The concept behind the project is that these bioengineered organisms will enable scientists and pharmaceutical researchers to mass-produce protein and peptide-based products with completely new chemical functionalities, opening the door to potential new drugs and treatments. Peptide-based drugs are of great interest to pharmaceutical companies as they are both highly effective and relatively safe. Around 140 peptide-based therapeutic drugs are currently being evaluated in clinical trials.
The project has significantly added to this field of research by successfully creating and demonstrating several reactions absent from nature. “These engineered bacteria are able to perform reactions that do not exist in living organisms,” explains project coordinator Nediljko Budisa from the Berlin Institute of Technology.
“Their unique properties can be exploited in biotechnology applications, for example, for generating novel peptide antibiotics. On the other hand, this technology is also the first step in the creation of synthetic life, which should be genetically and metabolically so far away from that found in nature that it cannot survive outside of laboratory conditions.”
For example, the project team successfully ‘engineered’ E. coli bacteria to produce peptides that they would not otherwise produce in nature. “In this way, we succeeded in ‘teaching’ E. coli cells to synthesise these building blocks on their own,” says Budisa. “This breakthrough represents a solid basis for the design of bacterial strains with altered genetic codes, which could lead to the creation of synthetic organisms. We believe that biodiversity created in this way will represent an important technology."
Such ‘synthetic cell factories’ can also be used to produce a novel generation of synthetic protein/peptide-based antimicrobial products.
Engineering living systems
The discovery of the mechanisms of DNA, the molecule that carries most of the genetic instructions used in the development, functioning and reproduction of all known living organisms, has enabled scientists to move from simply analysing organisms to actually starting to engineer living systems. Advances in genetic programming open the door to producing a whole new range of substances.

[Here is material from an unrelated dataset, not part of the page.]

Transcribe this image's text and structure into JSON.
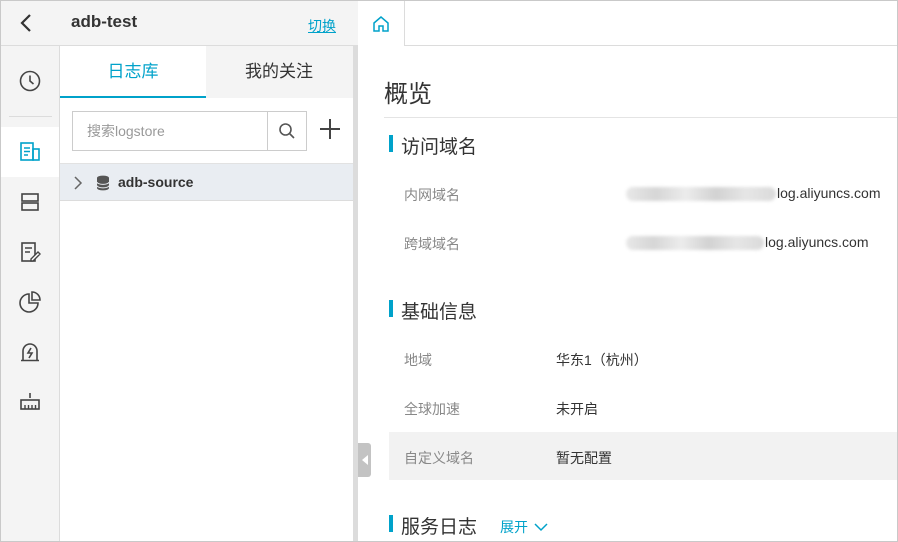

“Modern genetic engineers aim to build living systems – like engineers build machines – in order to create artificial biodiversity that can produce virtually every imaginable medically or industrially interesting substance,” explains Budisa. “The METACODE research philosophy has been based on the assumption that artificial biodiversity represents an important technology for the future, with living cells (mainly microbes) functioning as small programmable production units.”
Before completion in November 2015, the METACODE project showed the scientific community that the mass production of tailored protein-based anti-microbial products – achieved through genetically engineered microbial strains – is now feasible.
A new frontier
The project was instrumental in helping to establish the new scientific discipline of ‘xenobiology’. This combination of chemical synthesis and synthetic biology could lead to enhanced biopolymer engineering and pathogen resistance, and address fundamental issues such as understanding the origin of life itself.